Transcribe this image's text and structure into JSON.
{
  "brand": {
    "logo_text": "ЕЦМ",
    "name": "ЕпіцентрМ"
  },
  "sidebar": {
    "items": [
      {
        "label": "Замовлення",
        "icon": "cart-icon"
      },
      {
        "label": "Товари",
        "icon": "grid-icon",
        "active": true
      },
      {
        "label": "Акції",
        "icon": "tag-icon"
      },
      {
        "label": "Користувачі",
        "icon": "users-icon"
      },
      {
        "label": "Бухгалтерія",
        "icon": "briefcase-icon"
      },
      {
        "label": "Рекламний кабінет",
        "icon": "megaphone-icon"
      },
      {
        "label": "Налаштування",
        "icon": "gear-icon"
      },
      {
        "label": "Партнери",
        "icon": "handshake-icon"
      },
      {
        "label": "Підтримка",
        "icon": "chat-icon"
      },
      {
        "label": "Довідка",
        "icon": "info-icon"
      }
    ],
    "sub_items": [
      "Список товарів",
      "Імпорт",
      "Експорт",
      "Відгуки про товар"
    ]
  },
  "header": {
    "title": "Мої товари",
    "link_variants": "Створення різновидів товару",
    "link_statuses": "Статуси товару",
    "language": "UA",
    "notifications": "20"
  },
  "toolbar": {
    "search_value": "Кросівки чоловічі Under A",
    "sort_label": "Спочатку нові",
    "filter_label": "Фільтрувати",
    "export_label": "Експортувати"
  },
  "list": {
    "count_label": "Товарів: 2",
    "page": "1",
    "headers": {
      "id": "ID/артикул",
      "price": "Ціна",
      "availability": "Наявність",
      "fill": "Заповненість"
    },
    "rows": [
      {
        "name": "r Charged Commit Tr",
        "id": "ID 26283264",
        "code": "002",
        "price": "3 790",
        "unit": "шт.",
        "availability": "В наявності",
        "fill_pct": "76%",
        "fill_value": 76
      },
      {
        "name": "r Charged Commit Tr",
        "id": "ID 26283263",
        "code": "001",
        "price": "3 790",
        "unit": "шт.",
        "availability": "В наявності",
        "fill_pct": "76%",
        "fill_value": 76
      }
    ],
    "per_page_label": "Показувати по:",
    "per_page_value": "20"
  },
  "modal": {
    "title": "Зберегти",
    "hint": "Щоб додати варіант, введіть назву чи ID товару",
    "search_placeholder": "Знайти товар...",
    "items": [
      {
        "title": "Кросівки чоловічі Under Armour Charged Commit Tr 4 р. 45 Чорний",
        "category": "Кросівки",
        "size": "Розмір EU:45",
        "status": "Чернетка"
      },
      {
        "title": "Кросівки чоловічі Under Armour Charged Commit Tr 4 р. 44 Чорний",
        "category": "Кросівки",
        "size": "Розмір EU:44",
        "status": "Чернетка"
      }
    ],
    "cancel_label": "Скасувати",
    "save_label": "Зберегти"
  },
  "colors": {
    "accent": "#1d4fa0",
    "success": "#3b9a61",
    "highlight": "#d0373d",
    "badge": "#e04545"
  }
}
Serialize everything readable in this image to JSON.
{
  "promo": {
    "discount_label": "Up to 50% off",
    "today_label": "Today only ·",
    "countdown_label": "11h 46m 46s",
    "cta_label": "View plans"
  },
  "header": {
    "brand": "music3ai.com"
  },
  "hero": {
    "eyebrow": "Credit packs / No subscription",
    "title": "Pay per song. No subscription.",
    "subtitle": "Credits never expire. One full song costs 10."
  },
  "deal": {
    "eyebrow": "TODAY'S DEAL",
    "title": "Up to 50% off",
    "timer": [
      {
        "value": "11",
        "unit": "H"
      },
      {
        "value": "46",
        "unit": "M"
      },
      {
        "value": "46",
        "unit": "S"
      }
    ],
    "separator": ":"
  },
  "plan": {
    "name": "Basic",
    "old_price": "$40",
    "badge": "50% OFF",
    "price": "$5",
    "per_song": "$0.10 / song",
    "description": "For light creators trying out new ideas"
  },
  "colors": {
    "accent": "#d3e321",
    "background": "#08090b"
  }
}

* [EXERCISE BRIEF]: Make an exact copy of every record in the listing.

* [RESULT]:
Transcribe this image's text and structure into JSON.
{
  "brand": {
    "logo_text": "ЕЦМ",
    "name": "ЕпіцентрМ"
  },
  "sidebar": {
    "items": [
      {
        "label": "Замовлення",
        "icon": "cart-icon"
      },
      {
        "label": "Товари",
        "icon": "grid-icon",
        "active": true
      },
      {
        "label": "Акції",
        "icon": "tag-icon"
      },
      {
        "label": "Користувачі",
        "icon": "users-icon"
      },
      {
        "label": "Бухгалтерія",
        "icon": "briefcase-icon"
      },
      {
        "label": "Рекламний кабінет",
        "icon": "megaphone-icon"
      },
      {
        "label": "Налаштування",
        "icon": "gear-icon"
      },
      {
        "label": "Партнери",
        "icon": "handshake-icon"
      },
      {
        "label": "Підтримка",
        "icon": "chat-icon"
      },
      {
        "label": "Довідка",
        "icon": "info-icon"
      }
    ],
    "sub_items": [
      "Список товарів",
      "Імпорт",
      "Експорт",
      "Відгуки про товар"
    ]
  },
  "header": {
    "title": "Мої товари",
    "link_variants": "Створення різновидів товару",
    "link_statuses": "Статуси товару",
    "language": "UA",
    "notifications": "20"
  },
  "toolbar": {
    "search_value": "Кросівки чоловічі Under A",
    "sort_label": "Спочатку нові",
    "filter_label": "Фільтрувати",
    "export_label": "Експортувати"
  },
  "list": {
    "count_label": "Товарів: 2",
    "page": "1",
    "headers": {
      "id": "ID/артикул",
      "price": "Ціна",
      "availability": "Наявність",
      "fill": "Заповненість"
    },
    "rows": [
      {
        "name": "r Charged Commit Tr",
        "id": "ID 26283264",
        "code": "002",
        "price": "3 790",
        "unit": "шт.",
        "availability": "В наявності",
        "fill_pct": "76%",
        "fill_value": 76
      },
      {
        "name": "r Charged Commit Tr",
        "id": "ID 26283263",
        "code": "001",
        "price": "3 790",
        "unit": "шт.",
        "availability": "В наявності",
        "fill_pct": "76%",
        "fill_value": 76
      }
    ],
    "per_page_label": "Показувати по:",
    "per_page_value": "20"
  },
  "modal": {
    "title": "Зберегти",
    "hint": "Щоб додати варіант, введіть назву чи ID товару",
    "search_placeholder": "Знайти товар...",
    "items": [
      {
        "title": "Кросівки чоловічі Under Armour Charged Commit Tr 4 р. 45 Чорний",
        "category": "Кросівки",
        "size": "Розмір EU:45",
        "status": "Чернетка"
      },
      {
        "title": "Кросівки чоловічі Under Armour Charged Commit Tr 4 р. 44 Чорний",
        "category": "Кросівки",
        "size": "Розмір EU:44",
        "status": "Чернетка"
      }
    ],
    "cancel_label": "Скасувати",
    "save_label": "Зберегти"
  },
  "colors": {
    "accent": "#1d4fa0",
    "success": "#3b9a61",
    "highlight": "#d0373d",
    "badge": "#e04545"
  }
}
Serialize everything readable in this image to JSON.
{
  "promo": {
    "discount_label": "Up to 50% off",
    "today_label": "Today only ·",
    "countdown_label": "11h 46m 46s",
    "cta_label": "View plans"
  },
  "header": {
    "brand": "music3ai.com"
  },
  "hero": {
    "eyebrow": "Credit packs / No subscription",
    "title": "Pay per song. No subscription.",
    "subtitle": "Credits never expire. One full song costs 10."
  },
  "deal": {
    "eyebrow": "TODAY'S DEAL",
    "title": "Up to 50% off",
    "timer": [
      {
        "value": "11",
        "unit": "H"
      },
      {
        "value": "46",
        "unit": "M"
      },
      {
        "value": "46",
        "unit": "S"
      }
    ],
    "separator": ":"
  },
  "plan": {
    "name": "Basic",
    "old_price": "$40",
    "badge": "50% OFF",
    "price": "$5",
    "per_song": "$0.10 / song",
    "description": "For light creators trying out new ideas"
  },
  "colors": {
    "accent": "#d3e321",
    "background": "#08090b"
  }
}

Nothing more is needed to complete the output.